As democracy spread to the rest of the region, 2011 raised questions about the future consolidation of democracy in Iraq and the role of the EU in it.
Europe wants to support Iraq’s stabilisation and development and its regional integration. Over the last few years, member states have reconciled their differences and the EU is now structuring its involvement in the country around a Partnership and Co-operation Agreement (PCA) and a multiannual strategy. But broader co-operation has been delayed by Iraq’s fractious politics, preventing the full entry into force of the EU–Iraq PCA planned in 2011. Relations with Prime Minister Nouri al-Maliki’s new government have been relatively difficult. The EU was unable either to influence a resolution of the contentious problem of relocating Iranian dissidents located in Camp Ashraf in Diyala province or to agree on taking charge of the resettlement of Iranian refugees.
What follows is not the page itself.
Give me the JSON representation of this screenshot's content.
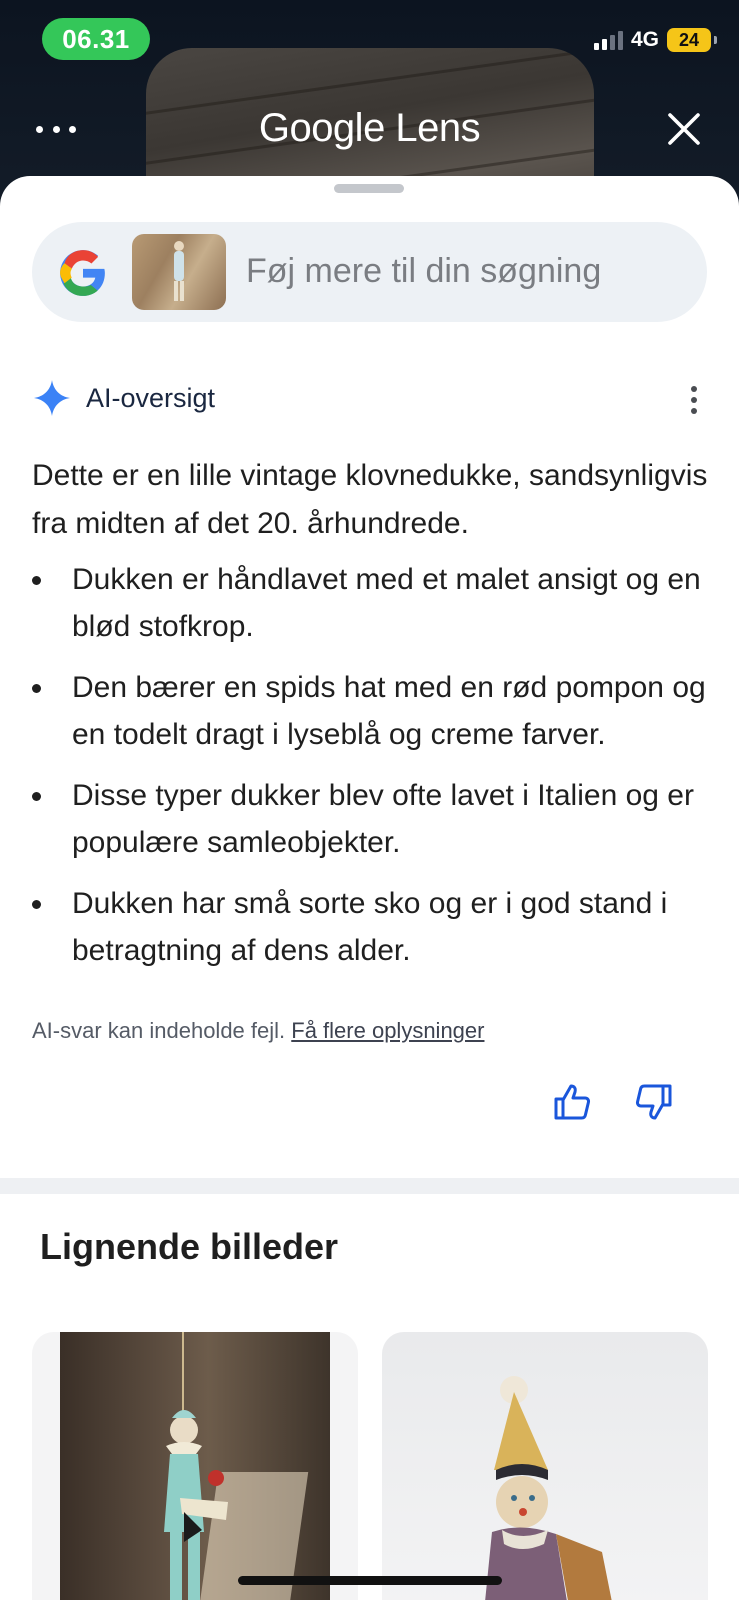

It also failed to get a stronger commitment by Iraq to a solution to the Syrian crisis as Baghdad continued to offer Damascus support.
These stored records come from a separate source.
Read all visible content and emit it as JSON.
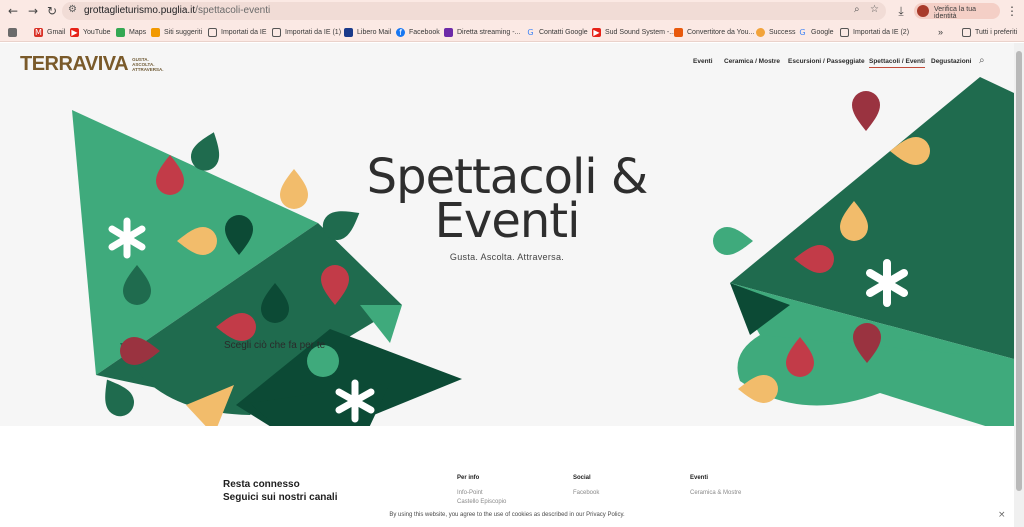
{
  "browser": {
    "url_host": "grottaglieturismo.puglia.it",
    "url_path": "/spettacoli-eventi",
    "verify_label": "Verifica la tua identità",
    "bookmarks": [
      "Gmail",
      "YouTube",
      "Maps",
      "Siti suggeriti",
      "Importati da IE",
      "Importati da IE (1)",
      "Libero Mail",
      "Facebook",
      "Diretta streaming -...",
      "Contatti Google",
      "Sud Sound System -...",
      "Convertitore da You...",
      "Success",
      "Google",
      "Importati da IE (2)"
    ],
    "all_bookmarks_label": "Tutti i preferiti"
  },
  "site": {
    "logo_text": "TERRAVIVA",
    "logo_tagline": [
      "GUSTA.",
      "ASCOLTA.",
      "ATTRAVERSA."
    ],
    "nav": [
      "Eventi",
      "Ceramica / Mostre",
      "Escursioni / Passeggiate",
      "Spettacoli / Eventi",
      "Degustazioni"
    ],
    "active_nav": "Spettacoli / Eventi"
  },
  "hero": {
    "title_line1": "Spettacoli &",
    "title_line2": "Eventi",
    "subtitle": "Gusta. Ascolta. Attraversa.",
    "cta": "Scegli ciò che fa per te"
  },
  "footer": {
    "title_line1": "Resta connesso",
    "title_line2": "Seguici sui nostri canali",
    "col_perinfo": "Per info",
    "col_perinfo_links": [
      "Info-Point",
      "Castello Episcopio"
    ],
    "col_social": "Social",
    "col_social_links": [
      "Facebook"
    ],
    "col_eventi": "Eventi",
    "col_eventi_links": [
      "Ceramica & Mostre"
    ]
  },
  "cookie": {
    "text": "By using this website, you agree to the use of cookies as described in our Privacy Policy."
  },
  "colors": {
    "green_light": "#3faa7c",
    "green_dark": "#1f6b4e",
    "green_deep": "#0c4a35",
    "red": "#c23b48",
    "maroon": "#9a3340",
    "yellow": "#f2bc6b",
    "logo_red": "#c24b3a",
    "logo_brown": "#7a5a2a"
  }
}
On the positive side, the EU prolonged until mid-2012 its rule of law training mission (EULEX) and has increased activities in the field and co-operation with the UN. European companies have further articulated their presence in the oil sector under the 2010 Memorandum of Understanding on Energy in view of increasing production capacities. Increasing oil revenues led to a cut in financial co-operation funding for the 2011–2013 period. The EU signed a €24 million capacity-building programme, which will partly use Iraqi resources, and it has committed a further €15.7 million on water management. Unfortunately, the EU’s development operations towards Iraq will be administered separately from those towards the Southern Neighbourhood, particularly from 2011, which risks increasing inconsistency and fragmentation. Overall, Europe is struggling to build up influence in Iraq as the US withdraws its troops and Iran consolidates its dominance in the country’s internal politics. Europe is paying the price for its loss of leverage towards Turkey. A comprehensive strategy towards the wider Middle East and the Gulf could link Iraq and the sub-region to the more structured policies in place around the Mediterranean.